HR managers plan, direct and coordinate the administrative functions of an organization. They oversee all aspects of the human resources department, including recruiting, interviewing and hiring of new staff, as well as consulting with top executives on strategic planning.
Job duties may include the following:
- Planning and coordinating a company’s workforce to best utilize employees’ talents.
- Linking an organization’s management with employees.
- Planning and overseeing employee benefit programs.
- Consulting with other managers to advise them on HR issues, such as equal employment opportunity and sexual harassment.
- Coordinating and supervising HR workers and support staff.
- Handling staffing issues, such as mediating disputes and directing disciplinary procedures.
HR managers may also specialize in a particular area. For example, recruiting or staffing managers oversee these functions of the HR department. They commonly supervise a team of recruiters and may assume some recruiting duties for filling high-level positions. Recruiting or staffing managers are tasked with developing a recruiting strategy that will meet the needs of their organizations and compete for the best talent.
HR specialists earn a median annual wage of $59,180, according to the BLS. Note that the agency classifies HR generalists as a type of HR specialist, but training and development specialists are classified separately.
HR managers earn a median annual wage of $106,910.
Competencies Needed for a Future in HR
If you want to pursue a future in HR, there are certain competencies that are needed for a successful career. The SHRM HR Competency Model offers nine competencies that correlate strongly with a high-performing professional.
- Human Resource Expertise: A strong working knowledge of critical HR functions, as well as the ability to apply best practices and deliver customized HR solutions
- Relationship Management: Ability to establish credibility across interactions, develop healthy interactions that promote individual and organizational success, and build an effective internal and external network

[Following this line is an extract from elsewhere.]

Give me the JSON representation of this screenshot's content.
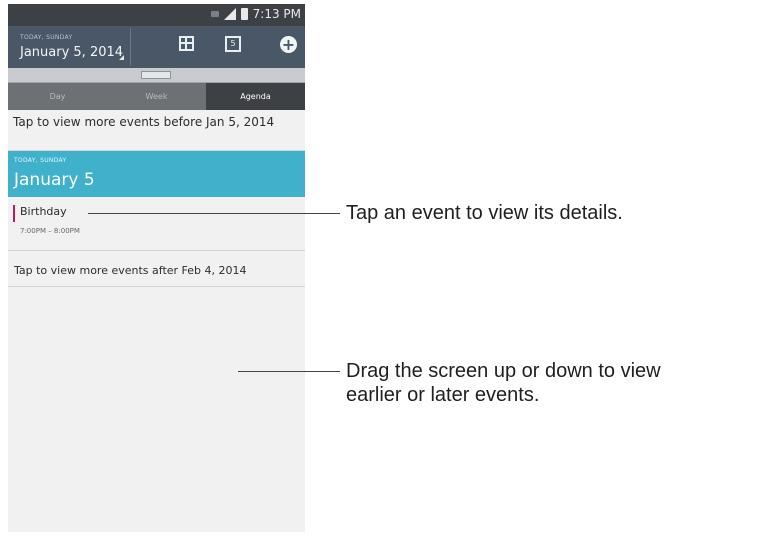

- Consultation: Effective in applying creative problem solving to business challenges in a way that invites others to approach them with career and organizational concerns
- Leadership and Navigation: Adept at building collaborative environments where solutions are generated that conform to organizational culture
- Communication: Skilled in delivering critical information, gathering information and communicating with people of various perspectives
- Global and Cultural Effectiveness: Culturally aware and show nonjudgmental respect for other perspectives
- Ethical Practice: Have trusting relationships and is seen as credible because of his or her judgment, in terms of confidentiality, ethical behavior and values
- Critical Evaluation: Objective and have the critical thinking skills that allow for making sound judgments based on keen analysis, best practices and an awareness of preferred outcomes
- Business Acumen: A strong understanding of the strategic relationship between HR and core business functions
Pursuing a Career in HR
An online bachelor’s in business administration (available with a concentration in human resource management) from Concordia University Texas can equip you with the skills to succeed in helping organizations thrive. Learn in a flexible, convenient online environment with a schedule that fits your life.